  • Availability—if you can start quickly and contribute quickly, this may help the company if they’re in a pinch and need someone now.
  • Coachable and trainable—if you pick things up quickly, it may help the company to know that you can contribute immediately.

Finally, put these together so you can relate your positive attributes to specific needs the company has. Here are a couple examples of some attribute-for-need combinations:

  • “You’re building a team of salespeople and solutions architects to grow into the medical manufacturing vertical, and I have five years of experience in sales in that vertical. I can help you grow more efficiently and focus on the right things from the beginning.”
  • “You’re transitioning your application to an Ember front-end, and I’ve been using Ember for client projects for two years. I can save your team a lot of time because I can come in and start writing code right away.”

Notice that a lot of urgency is built into these attribute-for-need combinations. This is because most companies see recruiting and hiring as a big expense. A large portion of that expense is new-hire training and onboarding—it takes a lot of time and money to train new people to become productive. You’re letting them know that you’re valuable because you have this particular skillset and you can contribute right away and minimize the onboarding and training expenses required for you to be productive.
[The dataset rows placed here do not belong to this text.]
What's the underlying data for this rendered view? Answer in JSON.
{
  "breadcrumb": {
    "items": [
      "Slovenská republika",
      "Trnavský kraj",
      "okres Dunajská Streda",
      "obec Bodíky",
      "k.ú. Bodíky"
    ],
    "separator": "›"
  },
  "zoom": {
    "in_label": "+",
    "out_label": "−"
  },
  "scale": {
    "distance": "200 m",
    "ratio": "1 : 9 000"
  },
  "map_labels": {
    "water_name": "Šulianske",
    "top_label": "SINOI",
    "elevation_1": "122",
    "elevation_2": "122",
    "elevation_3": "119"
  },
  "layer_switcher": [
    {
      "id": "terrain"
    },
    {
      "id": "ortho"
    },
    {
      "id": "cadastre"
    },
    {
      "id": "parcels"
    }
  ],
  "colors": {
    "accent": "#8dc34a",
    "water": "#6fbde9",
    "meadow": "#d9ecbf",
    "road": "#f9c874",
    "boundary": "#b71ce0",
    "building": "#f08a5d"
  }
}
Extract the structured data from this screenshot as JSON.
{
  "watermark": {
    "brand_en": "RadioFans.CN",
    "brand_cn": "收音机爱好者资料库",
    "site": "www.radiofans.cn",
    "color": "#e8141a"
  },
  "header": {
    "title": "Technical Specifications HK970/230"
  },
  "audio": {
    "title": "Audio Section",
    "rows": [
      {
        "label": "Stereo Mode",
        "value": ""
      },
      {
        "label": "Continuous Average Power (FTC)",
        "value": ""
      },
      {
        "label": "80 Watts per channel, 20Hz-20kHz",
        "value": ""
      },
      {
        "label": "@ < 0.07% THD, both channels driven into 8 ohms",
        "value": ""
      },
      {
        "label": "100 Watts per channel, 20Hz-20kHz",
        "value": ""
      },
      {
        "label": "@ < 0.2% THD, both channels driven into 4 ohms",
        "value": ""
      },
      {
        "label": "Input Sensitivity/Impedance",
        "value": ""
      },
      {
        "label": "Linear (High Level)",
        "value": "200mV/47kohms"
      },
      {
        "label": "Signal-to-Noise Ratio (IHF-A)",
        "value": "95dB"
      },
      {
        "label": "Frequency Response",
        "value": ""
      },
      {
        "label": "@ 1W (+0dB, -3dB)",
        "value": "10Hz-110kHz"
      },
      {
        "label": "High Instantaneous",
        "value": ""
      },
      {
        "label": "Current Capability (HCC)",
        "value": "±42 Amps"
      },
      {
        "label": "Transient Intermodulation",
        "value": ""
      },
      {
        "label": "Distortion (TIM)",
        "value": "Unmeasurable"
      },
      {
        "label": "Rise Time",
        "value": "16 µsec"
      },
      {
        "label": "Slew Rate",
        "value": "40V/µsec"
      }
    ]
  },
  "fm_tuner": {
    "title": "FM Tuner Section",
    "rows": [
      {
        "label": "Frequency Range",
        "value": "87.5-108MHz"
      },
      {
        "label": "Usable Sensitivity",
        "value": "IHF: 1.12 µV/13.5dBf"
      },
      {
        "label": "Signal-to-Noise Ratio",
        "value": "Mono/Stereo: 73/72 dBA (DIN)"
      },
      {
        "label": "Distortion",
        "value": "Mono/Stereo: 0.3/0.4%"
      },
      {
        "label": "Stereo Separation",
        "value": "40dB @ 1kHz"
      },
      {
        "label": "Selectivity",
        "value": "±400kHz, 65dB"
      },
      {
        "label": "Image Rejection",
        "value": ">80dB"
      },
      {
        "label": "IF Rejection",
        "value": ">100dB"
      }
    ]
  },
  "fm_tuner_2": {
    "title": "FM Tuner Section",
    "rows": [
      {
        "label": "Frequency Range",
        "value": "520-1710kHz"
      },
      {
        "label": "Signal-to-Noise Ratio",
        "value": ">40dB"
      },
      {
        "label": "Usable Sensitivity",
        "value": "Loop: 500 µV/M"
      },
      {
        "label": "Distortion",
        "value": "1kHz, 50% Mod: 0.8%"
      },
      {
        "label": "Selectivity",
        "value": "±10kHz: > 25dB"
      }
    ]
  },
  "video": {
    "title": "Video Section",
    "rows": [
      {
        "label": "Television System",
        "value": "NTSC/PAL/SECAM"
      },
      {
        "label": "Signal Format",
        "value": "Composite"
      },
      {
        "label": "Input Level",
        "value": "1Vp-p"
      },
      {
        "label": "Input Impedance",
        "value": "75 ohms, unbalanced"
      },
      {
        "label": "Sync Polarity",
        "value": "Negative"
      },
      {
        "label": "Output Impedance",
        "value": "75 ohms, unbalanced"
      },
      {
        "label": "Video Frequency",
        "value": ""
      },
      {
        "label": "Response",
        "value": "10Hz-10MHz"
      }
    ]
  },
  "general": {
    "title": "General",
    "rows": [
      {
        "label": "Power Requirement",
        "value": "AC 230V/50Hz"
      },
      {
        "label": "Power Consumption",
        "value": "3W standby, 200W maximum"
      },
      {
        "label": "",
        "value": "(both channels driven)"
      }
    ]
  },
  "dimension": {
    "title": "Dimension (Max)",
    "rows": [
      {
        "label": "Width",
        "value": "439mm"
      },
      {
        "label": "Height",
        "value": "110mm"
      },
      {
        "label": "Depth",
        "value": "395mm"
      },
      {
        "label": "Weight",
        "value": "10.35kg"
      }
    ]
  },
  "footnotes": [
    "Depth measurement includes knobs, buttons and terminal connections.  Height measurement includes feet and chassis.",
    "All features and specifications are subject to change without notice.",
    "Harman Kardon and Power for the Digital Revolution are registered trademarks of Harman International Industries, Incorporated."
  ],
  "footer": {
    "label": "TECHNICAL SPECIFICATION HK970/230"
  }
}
Both of these excerpts are from my book Fearless Salary Negotiation. The first excerpt is taken from the chapter called “How to ace your next interview”—you can get it for free here: How to ace your next interview. The second excerpt is from the chapter called “How to negotiate your new salary”—you can get it for free here: How to negotiate your new salary. Or you can get the full book on Amazon: Fearless Salary Negotiation: Get it here. Good luck!